Repeat the listing in full, word for word.

___ Input for this task ___

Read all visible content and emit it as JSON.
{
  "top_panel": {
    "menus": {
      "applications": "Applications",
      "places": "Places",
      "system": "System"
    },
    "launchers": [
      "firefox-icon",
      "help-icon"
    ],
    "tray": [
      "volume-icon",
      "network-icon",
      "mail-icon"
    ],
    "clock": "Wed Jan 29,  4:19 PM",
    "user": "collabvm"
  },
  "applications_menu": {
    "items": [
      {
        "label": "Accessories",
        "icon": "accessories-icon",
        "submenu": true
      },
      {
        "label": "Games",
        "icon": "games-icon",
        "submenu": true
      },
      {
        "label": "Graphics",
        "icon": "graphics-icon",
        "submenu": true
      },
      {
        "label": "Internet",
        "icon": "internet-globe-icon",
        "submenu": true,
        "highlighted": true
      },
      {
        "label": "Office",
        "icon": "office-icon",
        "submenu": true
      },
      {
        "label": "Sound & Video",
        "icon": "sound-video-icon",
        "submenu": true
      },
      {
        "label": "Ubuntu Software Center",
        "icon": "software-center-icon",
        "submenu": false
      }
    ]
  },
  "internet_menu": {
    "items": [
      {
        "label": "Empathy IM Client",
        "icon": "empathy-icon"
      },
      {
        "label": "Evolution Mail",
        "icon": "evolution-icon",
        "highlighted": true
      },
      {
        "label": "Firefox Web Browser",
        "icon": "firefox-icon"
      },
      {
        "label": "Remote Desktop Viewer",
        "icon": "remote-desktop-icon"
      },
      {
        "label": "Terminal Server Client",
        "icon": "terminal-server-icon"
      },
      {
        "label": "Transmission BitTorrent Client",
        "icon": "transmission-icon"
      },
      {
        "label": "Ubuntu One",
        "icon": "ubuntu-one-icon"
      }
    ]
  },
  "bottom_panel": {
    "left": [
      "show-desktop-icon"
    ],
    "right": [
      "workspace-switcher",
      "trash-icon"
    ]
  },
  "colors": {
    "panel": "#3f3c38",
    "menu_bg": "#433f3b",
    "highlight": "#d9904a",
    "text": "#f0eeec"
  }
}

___

**Task result:**
Read all visible content and emit it as JSON.
{
  "top_panel": {
    "menus": {
      "applications": "Applications",
      "places": "Places",
      "system": "System"
    },
    "launchers": [
      "firefox-icon",
      "help-icon"
    ],
    "tray": [
      "volume-icon",
      "network-icon",
      "mail-icon"
    ],
    "clock": "Wed Jan 29,  4:19 PM",
    "user": "collabvm"
  },
  "applications_menu": {
    "items": [
      {
        "label": "Accessories",
        "icon": "accessories-icon",
        "submenu": true
      },
      {
        "label": "Games",
        "icon": "games-icon",
        "submenu": true
      },
      {
        "label": "Graphics",
        "icon": "graphics-icon",
        "submenu": true
      },
      {
        "label": "Internet",
        "icon": "internet-globe-icon",
        "submenu": true,
        "highlighted": true
      },
      {
        "label": "Office",
        "icon": "office-icon",
        "submenu": true
      },
      {
        "label": "Sound & Video",
        "icon": "sound-video-icon",
        "submenu": true
      },
      {
        "label": "Ubuntu Software Center",
        "icon": "software-center-icon",
        "submenu": false
      }
    ]
  },
  "internet_menu": {
    "items": [
      {
        "label": "Empathy IM Client",
        "icon": "empathy-icon"
      },
      {
        "label": "Evolution Mail",
        "icon": "evolution-icon",
        "highlighted": true
      },
      {
        "label": "Firefox Web Browser",
        "icon": "firefox-icon"
      },
      {
        "label": "Remote Desktop Viewer",
        "icon": "remote-desktop-icon"
      },
      {
        "label": "Terminal Server Client",
        "icon": "terminal-server-icon"
      },
      {
        "label": "Transmission BitTorrent Client",
        "icon": "transmission-icon"
      },
      {
        "label": "Ubuntu One",
        "icon": "ubuntu-one-icon"
      }
    ]
  },
  "bottom_panel": {
    "left": [
      "show-desktop-icon"
    ],
    "right": [
      "workspace-switcher",
      "trash-icon"
    ]
  },
  "colors": {
    "panel": "#3f3c38",
    "menu_bg": "#433f3b",
    "highlight": "#d9904a",
    "text": "#f0eeec"
  }
}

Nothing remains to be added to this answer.